Bottled Water Doesn’t Have to Cost the Earth
Bottled water attracts its fair share of bad press, maybe even more than its fair share.
One such example of this was when a government minister claimed that drinking bottled water should be made as unfashionable as smoking;
“We have to make people think that it’s unfashionable just as we have with smoking. We need a similar campaign to convince people that this is wrong,”
said Tim Lang, the Government’s natural resources commissioner.
And all of this negativity surrounding bottled beverages seems to be having an impact with recent figures from market research company TNS suggesting that last year bottled water sales fell by 9% (this on the back of approx 10 years of year on year increases in sales).
However, is the bottled water industry really so bad?
Well, like all questions worth posing, there are a few ways to come at this. Sure, bottled water is expensive to produce, both financially and environmentally. Perhaps consumers are blind to the problems that their consumption habits can lead to: according to www.recycle-more.co.uk on average, every UK household uses 500 plastic bottles each year, of which just 130 are recycled. Of course, recycling facilities aren’t all fully geared up to cope with the influx of plastic bottles heading their way.

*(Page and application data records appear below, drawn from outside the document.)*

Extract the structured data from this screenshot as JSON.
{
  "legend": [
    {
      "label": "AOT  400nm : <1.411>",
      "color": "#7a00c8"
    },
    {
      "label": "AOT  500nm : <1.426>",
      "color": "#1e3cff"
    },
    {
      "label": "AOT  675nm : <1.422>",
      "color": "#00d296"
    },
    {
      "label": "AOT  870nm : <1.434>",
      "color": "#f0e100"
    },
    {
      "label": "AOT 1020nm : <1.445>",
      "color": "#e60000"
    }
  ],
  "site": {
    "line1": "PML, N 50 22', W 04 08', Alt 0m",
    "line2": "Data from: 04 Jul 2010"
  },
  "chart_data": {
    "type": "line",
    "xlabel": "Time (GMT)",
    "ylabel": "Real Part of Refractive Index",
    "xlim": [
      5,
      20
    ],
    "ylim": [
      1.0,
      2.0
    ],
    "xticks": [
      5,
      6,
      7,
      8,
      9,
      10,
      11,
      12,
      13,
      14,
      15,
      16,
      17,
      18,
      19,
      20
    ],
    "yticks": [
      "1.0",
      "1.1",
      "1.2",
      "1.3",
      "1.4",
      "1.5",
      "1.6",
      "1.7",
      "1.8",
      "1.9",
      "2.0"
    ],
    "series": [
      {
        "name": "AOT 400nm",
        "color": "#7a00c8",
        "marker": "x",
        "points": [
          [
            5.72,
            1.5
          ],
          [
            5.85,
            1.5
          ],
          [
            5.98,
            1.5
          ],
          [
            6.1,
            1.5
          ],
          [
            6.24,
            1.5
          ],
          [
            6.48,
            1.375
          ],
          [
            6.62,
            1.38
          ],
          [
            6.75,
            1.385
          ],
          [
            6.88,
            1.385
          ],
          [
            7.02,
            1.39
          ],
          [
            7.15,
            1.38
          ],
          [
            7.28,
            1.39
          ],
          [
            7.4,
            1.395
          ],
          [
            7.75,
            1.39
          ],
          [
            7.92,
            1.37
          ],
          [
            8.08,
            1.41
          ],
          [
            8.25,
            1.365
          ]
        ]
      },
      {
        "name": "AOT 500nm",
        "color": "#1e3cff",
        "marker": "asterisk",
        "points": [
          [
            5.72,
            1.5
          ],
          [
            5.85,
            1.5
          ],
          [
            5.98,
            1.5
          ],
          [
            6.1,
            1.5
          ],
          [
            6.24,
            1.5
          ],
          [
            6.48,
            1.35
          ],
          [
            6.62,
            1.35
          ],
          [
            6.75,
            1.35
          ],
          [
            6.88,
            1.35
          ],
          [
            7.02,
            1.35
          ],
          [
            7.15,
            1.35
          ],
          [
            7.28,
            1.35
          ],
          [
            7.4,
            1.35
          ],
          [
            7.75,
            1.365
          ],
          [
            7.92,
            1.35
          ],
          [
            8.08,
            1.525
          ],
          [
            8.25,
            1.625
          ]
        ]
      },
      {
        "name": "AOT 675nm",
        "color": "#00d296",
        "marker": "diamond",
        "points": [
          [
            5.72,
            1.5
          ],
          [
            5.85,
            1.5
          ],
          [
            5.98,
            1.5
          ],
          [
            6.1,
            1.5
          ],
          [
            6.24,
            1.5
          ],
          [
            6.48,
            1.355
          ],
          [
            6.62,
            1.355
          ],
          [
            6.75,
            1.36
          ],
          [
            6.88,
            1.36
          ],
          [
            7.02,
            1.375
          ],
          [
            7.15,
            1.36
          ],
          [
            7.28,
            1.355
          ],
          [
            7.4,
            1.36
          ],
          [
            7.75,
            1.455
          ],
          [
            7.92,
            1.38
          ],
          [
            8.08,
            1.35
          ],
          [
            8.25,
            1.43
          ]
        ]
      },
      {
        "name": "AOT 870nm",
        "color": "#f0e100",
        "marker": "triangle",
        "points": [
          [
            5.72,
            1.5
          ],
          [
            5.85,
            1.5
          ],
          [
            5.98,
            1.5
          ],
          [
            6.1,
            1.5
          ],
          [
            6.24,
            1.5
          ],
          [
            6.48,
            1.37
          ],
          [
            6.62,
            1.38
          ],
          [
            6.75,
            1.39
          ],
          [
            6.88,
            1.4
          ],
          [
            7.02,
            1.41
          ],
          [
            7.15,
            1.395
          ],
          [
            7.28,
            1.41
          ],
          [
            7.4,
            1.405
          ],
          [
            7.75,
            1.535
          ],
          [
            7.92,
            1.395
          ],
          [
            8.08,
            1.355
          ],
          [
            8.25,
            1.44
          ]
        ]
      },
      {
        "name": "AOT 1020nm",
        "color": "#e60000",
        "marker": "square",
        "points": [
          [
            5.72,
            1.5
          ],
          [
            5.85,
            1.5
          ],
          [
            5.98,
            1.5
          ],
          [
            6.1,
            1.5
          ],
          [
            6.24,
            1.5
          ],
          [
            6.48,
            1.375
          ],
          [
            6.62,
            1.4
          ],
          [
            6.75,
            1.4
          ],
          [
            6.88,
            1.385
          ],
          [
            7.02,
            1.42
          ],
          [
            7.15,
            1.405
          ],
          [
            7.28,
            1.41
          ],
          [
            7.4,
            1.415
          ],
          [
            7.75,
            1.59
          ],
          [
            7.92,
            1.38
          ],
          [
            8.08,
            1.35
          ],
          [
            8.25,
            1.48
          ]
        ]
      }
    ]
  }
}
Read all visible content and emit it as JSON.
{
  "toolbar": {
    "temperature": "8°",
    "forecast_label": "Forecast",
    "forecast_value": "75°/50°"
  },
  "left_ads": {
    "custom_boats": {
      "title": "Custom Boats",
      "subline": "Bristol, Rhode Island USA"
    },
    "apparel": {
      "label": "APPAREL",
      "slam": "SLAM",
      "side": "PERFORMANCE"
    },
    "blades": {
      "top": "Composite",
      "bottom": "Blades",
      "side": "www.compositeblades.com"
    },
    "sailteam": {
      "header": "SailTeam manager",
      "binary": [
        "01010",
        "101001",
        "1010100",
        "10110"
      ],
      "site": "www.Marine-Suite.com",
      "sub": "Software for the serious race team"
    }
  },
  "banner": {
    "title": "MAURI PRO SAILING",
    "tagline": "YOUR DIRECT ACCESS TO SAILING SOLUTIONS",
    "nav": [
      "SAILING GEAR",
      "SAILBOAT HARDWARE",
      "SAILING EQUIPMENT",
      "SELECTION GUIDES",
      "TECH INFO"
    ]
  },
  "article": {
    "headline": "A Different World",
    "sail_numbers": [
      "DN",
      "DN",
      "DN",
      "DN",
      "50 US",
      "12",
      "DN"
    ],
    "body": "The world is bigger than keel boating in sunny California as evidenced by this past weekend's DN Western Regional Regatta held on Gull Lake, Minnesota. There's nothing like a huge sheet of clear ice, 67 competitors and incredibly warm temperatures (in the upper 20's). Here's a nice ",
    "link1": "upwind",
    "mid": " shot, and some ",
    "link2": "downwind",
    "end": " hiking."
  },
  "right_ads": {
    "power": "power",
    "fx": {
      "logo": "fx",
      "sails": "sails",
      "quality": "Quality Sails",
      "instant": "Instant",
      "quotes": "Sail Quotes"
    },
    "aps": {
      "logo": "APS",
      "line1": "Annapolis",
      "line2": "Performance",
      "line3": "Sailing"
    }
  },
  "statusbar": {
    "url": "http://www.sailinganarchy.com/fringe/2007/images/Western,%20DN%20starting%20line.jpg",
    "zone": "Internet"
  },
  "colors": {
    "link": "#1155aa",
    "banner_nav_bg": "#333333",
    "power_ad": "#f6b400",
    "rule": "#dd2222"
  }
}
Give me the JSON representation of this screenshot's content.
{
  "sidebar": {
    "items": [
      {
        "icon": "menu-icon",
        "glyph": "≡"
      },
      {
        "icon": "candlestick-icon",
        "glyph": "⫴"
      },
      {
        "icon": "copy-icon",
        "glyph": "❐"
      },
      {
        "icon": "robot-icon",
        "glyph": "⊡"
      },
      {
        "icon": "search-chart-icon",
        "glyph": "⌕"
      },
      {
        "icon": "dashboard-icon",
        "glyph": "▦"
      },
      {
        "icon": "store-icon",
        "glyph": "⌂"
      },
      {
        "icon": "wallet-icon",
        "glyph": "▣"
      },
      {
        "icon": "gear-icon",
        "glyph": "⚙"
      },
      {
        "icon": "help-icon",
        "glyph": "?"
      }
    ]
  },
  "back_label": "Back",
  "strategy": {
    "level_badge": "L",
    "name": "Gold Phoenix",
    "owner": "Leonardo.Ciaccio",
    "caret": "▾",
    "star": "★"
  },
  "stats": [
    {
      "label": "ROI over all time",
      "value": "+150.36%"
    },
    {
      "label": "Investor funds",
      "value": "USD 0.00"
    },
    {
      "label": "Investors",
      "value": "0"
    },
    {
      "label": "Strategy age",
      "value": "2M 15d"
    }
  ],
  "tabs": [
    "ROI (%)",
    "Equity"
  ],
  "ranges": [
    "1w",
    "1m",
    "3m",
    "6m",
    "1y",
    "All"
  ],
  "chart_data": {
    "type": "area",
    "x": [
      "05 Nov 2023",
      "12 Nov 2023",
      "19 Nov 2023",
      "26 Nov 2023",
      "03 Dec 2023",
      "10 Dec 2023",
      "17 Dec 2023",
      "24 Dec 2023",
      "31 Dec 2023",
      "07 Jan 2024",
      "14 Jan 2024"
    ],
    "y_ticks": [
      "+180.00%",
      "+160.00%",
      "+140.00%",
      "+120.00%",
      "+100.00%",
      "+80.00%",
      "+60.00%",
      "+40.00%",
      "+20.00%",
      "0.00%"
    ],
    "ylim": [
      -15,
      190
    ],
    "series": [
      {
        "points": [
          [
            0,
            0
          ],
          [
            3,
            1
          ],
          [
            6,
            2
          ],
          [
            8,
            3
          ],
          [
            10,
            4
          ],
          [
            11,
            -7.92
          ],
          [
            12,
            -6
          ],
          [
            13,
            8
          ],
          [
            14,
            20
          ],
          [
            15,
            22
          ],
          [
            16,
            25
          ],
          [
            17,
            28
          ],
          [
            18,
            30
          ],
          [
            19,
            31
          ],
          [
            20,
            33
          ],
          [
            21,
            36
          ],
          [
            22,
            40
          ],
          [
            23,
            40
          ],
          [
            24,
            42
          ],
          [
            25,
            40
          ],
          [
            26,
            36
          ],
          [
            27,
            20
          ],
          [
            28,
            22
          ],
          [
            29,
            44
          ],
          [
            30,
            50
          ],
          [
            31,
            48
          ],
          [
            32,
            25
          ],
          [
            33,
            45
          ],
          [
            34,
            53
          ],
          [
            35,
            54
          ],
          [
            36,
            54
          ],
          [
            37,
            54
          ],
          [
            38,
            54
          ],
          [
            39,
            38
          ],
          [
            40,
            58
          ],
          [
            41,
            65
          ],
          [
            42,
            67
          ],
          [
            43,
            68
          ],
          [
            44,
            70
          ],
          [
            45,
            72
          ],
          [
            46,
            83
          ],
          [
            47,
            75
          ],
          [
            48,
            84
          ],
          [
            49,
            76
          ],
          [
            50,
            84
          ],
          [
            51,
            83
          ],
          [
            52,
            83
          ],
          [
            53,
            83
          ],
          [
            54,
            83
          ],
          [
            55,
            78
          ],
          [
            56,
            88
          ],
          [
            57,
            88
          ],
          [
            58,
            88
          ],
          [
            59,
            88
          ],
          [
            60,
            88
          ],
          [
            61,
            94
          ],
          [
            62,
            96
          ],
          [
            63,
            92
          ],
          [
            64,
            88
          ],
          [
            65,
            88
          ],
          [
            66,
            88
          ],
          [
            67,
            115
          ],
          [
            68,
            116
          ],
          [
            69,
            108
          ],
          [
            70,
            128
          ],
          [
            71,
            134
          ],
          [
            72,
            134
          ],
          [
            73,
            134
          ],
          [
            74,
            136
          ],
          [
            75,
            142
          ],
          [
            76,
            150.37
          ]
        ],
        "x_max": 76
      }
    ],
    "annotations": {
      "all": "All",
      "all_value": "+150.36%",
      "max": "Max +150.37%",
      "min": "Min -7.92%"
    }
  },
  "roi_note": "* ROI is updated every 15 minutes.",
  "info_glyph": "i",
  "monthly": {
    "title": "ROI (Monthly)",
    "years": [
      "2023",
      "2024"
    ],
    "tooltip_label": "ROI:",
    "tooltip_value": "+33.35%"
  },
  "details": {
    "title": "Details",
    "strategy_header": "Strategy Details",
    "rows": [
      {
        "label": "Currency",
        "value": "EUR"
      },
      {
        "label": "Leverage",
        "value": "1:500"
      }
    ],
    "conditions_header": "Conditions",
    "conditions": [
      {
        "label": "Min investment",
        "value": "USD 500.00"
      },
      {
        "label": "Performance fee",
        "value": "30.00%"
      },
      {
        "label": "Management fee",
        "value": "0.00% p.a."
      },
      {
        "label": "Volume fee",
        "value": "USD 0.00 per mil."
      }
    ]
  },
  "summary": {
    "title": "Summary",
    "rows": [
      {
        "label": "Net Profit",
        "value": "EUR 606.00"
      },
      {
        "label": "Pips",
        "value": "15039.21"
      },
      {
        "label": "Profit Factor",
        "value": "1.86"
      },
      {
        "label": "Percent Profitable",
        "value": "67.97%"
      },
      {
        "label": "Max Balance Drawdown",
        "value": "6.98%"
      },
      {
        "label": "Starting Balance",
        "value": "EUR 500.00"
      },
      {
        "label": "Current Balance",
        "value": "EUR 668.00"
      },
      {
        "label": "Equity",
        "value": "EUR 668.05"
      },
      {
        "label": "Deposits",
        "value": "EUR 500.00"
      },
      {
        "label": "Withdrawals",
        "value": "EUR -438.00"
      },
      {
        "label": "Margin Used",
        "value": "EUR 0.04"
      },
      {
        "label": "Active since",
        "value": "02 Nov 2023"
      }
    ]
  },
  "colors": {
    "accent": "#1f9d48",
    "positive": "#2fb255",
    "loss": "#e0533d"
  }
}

However, there are some companies out there determined to not only tackle the ‘waste and disposal’ issues rising from the bottled water debate, but are committed to helping the lives of some of the most disadvantaged communities in the world.
Global Ethics are one such organisation. According to their statistics, 1 billion people in the world don’t have access to clean water, 2 million people die each year from drinking contaminated water and 40 billion hours a year are spent walking to collect water (an average of 5 hours per person per day).
Global Ethics manufacturer One Water which, on first glance, seems like any ordinary bottled water; it comes from a natural mineral water spring source in Heartsease, Powys – just over the Welsh Border, it’s bottled by a reputable and established Water Company and it’s available in an array of shapes and sizes.
But dig a little deeper, scratch beneath the surface and the true difference between One Water and many of its competitors becomes apparent. Firstly, the bottle itself is made of PET plastic, the easy-to-recycle Polyethylene terephthalate. PET is easily identifiable in the recycling stream and the material can go on to become anything including tote bags, fabric for clothing, athletic shoes, and sleeping bags.
The main advantage of putting your money into One Water, though, is the innovative charity arm of their organisation. One Difference funds the magnificently engineered PlayPump® water systems in Africa, whereby children playing on a roundabout drive a water pump, giving communities a constant, accessible and sustainable source of clean drinking water.
The PlayPump® is incredibly efficient and can store water in its 2,500litre tank, with the water being accessed simply by turning on the tap. The cost of any maintenance required to the device is covered by advertising panels on the side of the storage tank, making this a truly self-sufficient answer to a continents water problem.
One Difference’s goal is to be able to donate £2.5 million a year through the sales of One Water, which will help roll out the PlayPumps® across Africa, touching the lives of on average 2,500 people per PlayPump®.
Not only is all of this great news in terms of sanitation and water storage, but it means that children are able to attend school instead of spending hours a day walking to and from a water supply to provide for their family.
You can do your bit to help Global Ethics help even more communities by getting hold of some One Water in still or sparkling, or some One Vitamin Water, infused with vitamins and in a range of thirst quenching flavours.
So, next time you hear that bottled water should be outlawed or that plastic bottles are an eco-unfriendly option as far as storage is concerned, remember that not all manufacturer’s adopt a ‘profit now, responsibility later’ approach. Some care for the planet and its people. Some really try to make a difference. Some have touched the lives of millions of people by installing 1200 PlayPump® systems in South Africa, Lesotho, Mozambique, Swaziland, and Zambia to date.